A Scottish university is among 20 internationally which has moved to a green-focused web browser.
The University of Glasgow has switched to Ecosia as part of a student-led campaign to encourage higher education institutes to make the eco-friendly browser their official search engine.
Hundreds of thousands of students have now helped to finance the planting of over 140,000 trees while they surf the web.
The ‘Ecosia on Campus’ movement has successfully led to universities such as the Ohio State University in the US and Toulouse Business School in France, implementing the browser.
The campaign launched in 2018 as a way for students to lobby for their educational institutions to make more sustainable choices and combat the climate crisis.
It was inspired by Fred Henderson, who pressed his university – the University of Sussex – to switch to Ecosia in the same year.
Henderson now leads Ecosia on Campus for the company, liaising with students and supporting their efforts to convince their universities to make the switch.

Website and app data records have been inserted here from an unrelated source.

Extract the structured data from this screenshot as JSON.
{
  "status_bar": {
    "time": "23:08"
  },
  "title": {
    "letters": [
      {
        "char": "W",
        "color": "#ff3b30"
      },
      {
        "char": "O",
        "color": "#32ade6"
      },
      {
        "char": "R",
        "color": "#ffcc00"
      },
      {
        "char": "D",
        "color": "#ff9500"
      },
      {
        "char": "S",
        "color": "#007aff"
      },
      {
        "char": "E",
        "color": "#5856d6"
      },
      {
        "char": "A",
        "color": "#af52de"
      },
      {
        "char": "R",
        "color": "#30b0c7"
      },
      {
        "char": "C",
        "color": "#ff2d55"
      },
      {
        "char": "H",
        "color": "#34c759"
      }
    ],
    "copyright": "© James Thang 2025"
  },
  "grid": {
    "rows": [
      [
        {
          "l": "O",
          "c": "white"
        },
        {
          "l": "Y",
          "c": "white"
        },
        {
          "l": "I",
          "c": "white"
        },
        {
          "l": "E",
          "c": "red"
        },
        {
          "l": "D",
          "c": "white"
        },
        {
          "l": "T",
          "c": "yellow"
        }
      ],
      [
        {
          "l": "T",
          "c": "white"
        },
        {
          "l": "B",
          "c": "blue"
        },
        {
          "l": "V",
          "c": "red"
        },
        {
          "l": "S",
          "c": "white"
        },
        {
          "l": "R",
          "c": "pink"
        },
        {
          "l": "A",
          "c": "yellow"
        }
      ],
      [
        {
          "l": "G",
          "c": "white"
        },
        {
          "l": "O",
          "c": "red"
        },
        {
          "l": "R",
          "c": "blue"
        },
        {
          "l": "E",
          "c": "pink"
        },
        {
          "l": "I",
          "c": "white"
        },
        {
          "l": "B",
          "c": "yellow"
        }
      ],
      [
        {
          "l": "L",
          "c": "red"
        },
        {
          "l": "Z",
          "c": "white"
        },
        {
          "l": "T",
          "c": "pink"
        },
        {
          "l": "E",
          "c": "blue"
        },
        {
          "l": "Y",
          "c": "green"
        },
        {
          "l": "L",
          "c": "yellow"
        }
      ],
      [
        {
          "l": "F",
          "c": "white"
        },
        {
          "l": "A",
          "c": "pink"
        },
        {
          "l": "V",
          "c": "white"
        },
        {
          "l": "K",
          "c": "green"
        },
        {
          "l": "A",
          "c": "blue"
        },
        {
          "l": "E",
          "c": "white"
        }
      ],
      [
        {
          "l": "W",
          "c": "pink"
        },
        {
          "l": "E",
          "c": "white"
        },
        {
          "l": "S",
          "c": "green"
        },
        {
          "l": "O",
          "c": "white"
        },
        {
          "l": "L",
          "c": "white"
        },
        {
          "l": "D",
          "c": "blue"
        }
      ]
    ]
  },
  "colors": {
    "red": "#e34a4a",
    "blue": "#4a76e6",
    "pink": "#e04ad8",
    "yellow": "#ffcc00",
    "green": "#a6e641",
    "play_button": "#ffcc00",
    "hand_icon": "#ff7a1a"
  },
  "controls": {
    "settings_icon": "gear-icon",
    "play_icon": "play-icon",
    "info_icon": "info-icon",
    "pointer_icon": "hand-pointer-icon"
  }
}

Over 280 Ecosia on Campus campaigns have taken place internationally, with young activists sending the message to their university that supporting purpose-driven brands like Ecosia can help fight the climate crisis.
Ecosia wants to switch all 24 universities in The Russell Group – a catch-all term for a group of universities with a shared focus on research and a reputation for academic achievement – in the UK by 2025, with the latest grassroots campaign starting this winter term at the University of Oxford.
Álvaro Perez Guardiola, student at the University of Glasgow, said: “It took over a year to campaign to get Glasgow to switch to using Ecosia but it was a campaign that paid off. We had amazing support from so many areas of the university, with students, staff, societies and student bodies coming together for this mission.
“Making this change was one way to make our university environmentally and socially world-changing, and we hope other students can start their own grassroots movement to make a difference with Ecosia on Campus too.”
Fred Henderson, project coordinator at Ecosia, said: “Universities are some of the most forward-thinking institutions in the world and their student bodies are full of vibrant, creative young people who are determined to make a positive impact on the world. That’s why traditionally we’ve seen such a big take-up of Ecosia by students as it aligns with their values to make a difference.
“Ecosia on Campus is a brilliant way to challenge a university’s thinking around the tech it uses and advocate for a platform that is fighting the climate crisis in a clear and tangible way. We’ve been delighted to support 20 universities and over 300,000 students so far with Ecosia on Campus and look forward to planting more trees thanks to the searches of students around the world.”